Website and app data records
· · · · ·

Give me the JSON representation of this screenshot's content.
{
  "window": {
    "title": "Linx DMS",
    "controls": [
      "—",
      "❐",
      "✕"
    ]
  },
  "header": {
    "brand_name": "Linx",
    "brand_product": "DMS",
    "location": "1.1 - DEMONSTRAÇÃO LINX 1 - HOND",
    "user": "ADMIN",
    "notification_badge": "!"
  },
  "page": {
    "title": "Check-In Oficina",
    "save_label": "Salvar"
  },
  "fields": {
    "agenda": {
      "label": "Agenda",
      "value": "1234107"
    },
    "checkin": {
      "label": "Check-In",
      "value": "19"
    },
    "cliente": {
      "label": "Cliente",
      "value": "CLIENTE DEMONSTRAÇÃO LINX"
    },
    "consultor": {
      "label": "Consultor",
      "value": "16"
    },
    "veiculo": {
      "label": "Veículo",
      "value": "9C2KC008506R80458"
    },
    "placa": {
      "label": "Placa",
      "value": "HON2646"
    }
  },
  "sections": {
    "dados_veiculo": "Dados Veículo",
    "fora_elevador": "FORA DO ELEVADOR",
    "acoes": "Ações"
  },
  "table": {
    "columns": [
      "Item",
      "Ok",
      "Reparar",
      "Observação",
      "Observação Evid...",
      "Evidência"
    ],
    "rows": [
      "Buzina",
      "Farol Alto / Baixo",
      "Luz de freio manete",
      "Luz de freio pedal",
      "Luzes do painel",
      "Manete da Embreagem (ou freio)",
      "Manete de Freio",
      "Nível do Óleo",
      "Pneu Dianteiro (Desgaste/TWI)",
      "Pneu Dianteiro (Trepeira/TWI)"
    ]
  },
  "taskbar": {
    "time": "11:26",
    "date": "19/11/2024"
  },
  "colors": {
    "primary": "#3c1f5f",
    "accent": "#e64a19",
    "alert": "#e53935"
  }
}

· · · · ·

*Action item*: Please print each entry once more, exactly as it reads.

*Answer to this problem*:
Give me the JSON representation of this screenshot's content.
{
  "window": {
    "title": "Linx DMS",
    "controls": [
      "—",
      "❐",
      "✕"
    ]
  },
  "header": {
    "brand_name": "Linx",
    "brand_product": "DMS",
    "location": "1.1 - DEMONSTRAÇÃO LINX 1 - HOND",
    "user": "ADMIN",
    "notification_badge": "!"
  },
  "page": {
    "title": "Check-In Oficina",
    "save_label": "Salvar"
  },
  "fields": {
    "agenda": {
      "label": "Agenda",
      "value": "1234107"
    },
    "checkin": {
      "label": "Check-In",
      "value": "19"
    },
    "cliente": {
      "label": "Cliente",
      "value": "CLIENTE DEMONSTRAÇÃO LINX"
    },
    "consultor": {
      "label": "Consultor",
      "value": "16"
    },
    "veiculo": {
      "label": "Veículo",
      "value": "9C2KC008506R80458"
    },
    "placa": {
      "label": "Placa",
      "value": "HON2646"
    }
  },
  "sections": {
    "dados_veiculo": "Dados Veículo",
    "fora_elevador": "FORA DO ELEVADOR",
    "acoes": "Ações"
  },
  "table": {
    "columns": [
      "Item",
      "Ok",
      "Reparar",
      "Observação",
      "Observação Evid...",
      "Evidência"
    ],
    "rows": [
      "Buzina",
      "Farol Alto / Baixo",
      "Luz de freio manete",
      "Luz de freio pedal",
      "Luzes do painel",
      "Manete da Embreagem (ou freio)",
      "Manete de Freio",
      "Nível do Óleo",
      "Pneu Dianteiro (Desgaste/TWI)",
      "Pneu Dianteiro (Trepeira/TWI)"
    ]
  },
  "taskbar": {
    "time": "11:26",
    "date": "19/11/2024"
  },
  "colors": {
    "primary": "#3c1f5f",
    "accent": "#e64a19",
    "alert": "#e53935"
  }
}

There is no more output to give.